* [Task item] Each record is to be given again precisely as written.

------------------------

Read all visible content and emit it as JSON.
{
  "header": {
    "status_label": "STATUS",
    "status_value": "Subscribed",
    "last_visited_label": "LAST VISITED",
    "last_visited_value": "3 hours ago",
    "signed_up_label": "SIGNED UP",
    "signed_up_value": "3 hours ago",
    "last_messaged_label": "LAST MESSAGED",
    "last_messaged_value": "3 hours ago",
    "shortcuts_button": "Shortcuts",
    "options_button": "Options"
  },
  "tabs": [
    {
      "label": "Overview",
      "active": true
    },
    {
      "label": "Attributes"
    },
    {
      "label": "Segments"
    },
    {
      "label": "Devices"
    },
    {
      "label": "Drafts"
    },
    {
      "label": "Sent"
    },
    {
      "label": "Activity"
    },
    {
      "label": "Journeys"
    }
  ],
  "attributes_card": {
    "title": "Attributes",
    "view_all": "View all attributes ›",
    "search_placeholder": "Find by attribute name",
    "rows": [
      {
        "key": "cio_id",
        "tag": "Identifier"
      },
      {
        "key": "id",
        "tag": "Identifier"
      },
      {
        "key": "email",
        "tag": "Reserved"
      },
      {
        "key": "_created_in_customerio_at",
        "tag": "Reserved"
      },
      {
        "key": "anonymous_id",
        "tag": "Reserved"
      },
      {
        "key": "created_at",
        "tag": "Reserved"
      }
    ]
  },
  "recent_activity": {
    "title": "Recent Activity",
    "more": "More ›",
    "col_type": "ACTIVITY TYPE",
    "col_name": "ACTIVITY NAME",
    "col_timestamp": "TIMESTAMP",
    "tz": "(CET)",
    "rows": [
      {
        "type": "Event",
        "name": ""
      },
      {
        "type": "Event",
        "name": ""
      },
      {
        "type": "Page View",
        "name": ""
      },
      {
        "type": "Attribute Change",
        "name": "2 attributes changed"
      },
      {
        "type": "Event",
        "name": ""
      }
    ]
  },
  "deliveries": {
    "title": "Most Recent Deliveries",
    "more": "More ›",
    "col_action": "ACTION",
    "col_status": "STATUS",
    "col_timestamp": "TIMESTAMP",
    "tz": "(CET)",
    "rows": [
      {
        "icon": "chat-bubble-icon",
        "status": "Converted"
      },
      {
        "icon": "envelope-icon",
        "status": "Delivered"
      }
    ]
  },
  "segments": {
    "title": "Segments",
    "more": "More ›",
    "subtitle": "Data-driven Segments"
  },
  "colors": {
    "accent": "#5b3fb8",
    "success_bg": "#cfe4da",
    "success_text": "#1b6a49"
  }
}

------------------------

* [Response below]
Read all visible content and emit it as JSON.
{
  "header": {
    "status_label": "STATUS",
    "status_value": "Subscribed",
    "last_visited_label": "LAST VISITED",
    "last_visited_value": "3 hours ago",
    "signed_up_label": "SIGNED UP",
    "signed_up_value": "3 hours ago",
    "last_messaged_label": "LAST MESSAGED",
    "last_messaged_value": "3 hours ago",
    "shortcuts_button": "Shortcuts",
    "options_button": "Options"
  },
  "tabs": [
    {
      "label": "Overview",
      "active": true
    },
    {
      "label": "Attributes"
    },
    {
      "label": "Segments"
    },
    {
      "label": "Devices"
    },
    {
      "label": "Drafts"
    },
    {
      "label": "Sent"
    },
    {
      "label": "Activity"
    },
    {
      "label": "Journeys"
    }
  ],
  "attributes_card": {
    "title": "Attributes",
    "view_all": "View all attributes ›",
    "search_placeholder": "Find by attribute name",
    "rows": [
      {
        "key": "cio_id",
        "tag": "Identifier"
      },
      {
        "key": "id",
        "tag": "Identifier"
      },
      {
        "key": "email",
        "tag": "Reserved"
      },
      {
        "key": "_created_in_customerio_at",
        "tag": "Reserved"
      },
      {
        "key": "anonymous_id",
        "tag": "Reserved"
      },
      {
        "key": "created_at",
        "tag": "Reserved"
      }
    ]
  },
  "recent_activity": {
    "title": "Recent Activity",
    "more": "More ›",
    "col_type": "ACTIVITY TYPE",
    "col_name": "ACTIVITY NAME",
    "col_timestamp": "TIMESTAMP",
    "tz": "(CET)",
    "rows": [
      {
        "type": "Event",
        "name": ""
      },
      {
        "type": "Event",
        "name": ""
      },
      {
        "type": "Page View",
        "name": ""
      },
      {
        "type": "Attribute Change",
        "name": "2 attributes changed"
      },
      {
        "type": "Event",
        "name": ""
      }
    ]
  },
  "deliveries": {
    "title": "Most Recent Deliveries",
    "more": "More ›",
    "col_action": "ACTION",
    "col_status": "STATUS",
    "col_timestamp": "TIMESTAMP",
    "tz": "(CET)",
    "rows": [
      {
        "icon": "chat-bubble-icon",
        "status": "Converted"
      },
      {
        "icon": "envelope-icon",
        "status": "Delivered"
      }
    ]
  },
  "segments": {
    "title": "Segments",
    "more": "More ›",
    "subtitle": "Data-driven Segments"
  },
  "colors": {
    "accent": "#5b3fb8",
    "success_bg": "#cfe4da",
    "success_text": "#1b6a49"
  }
}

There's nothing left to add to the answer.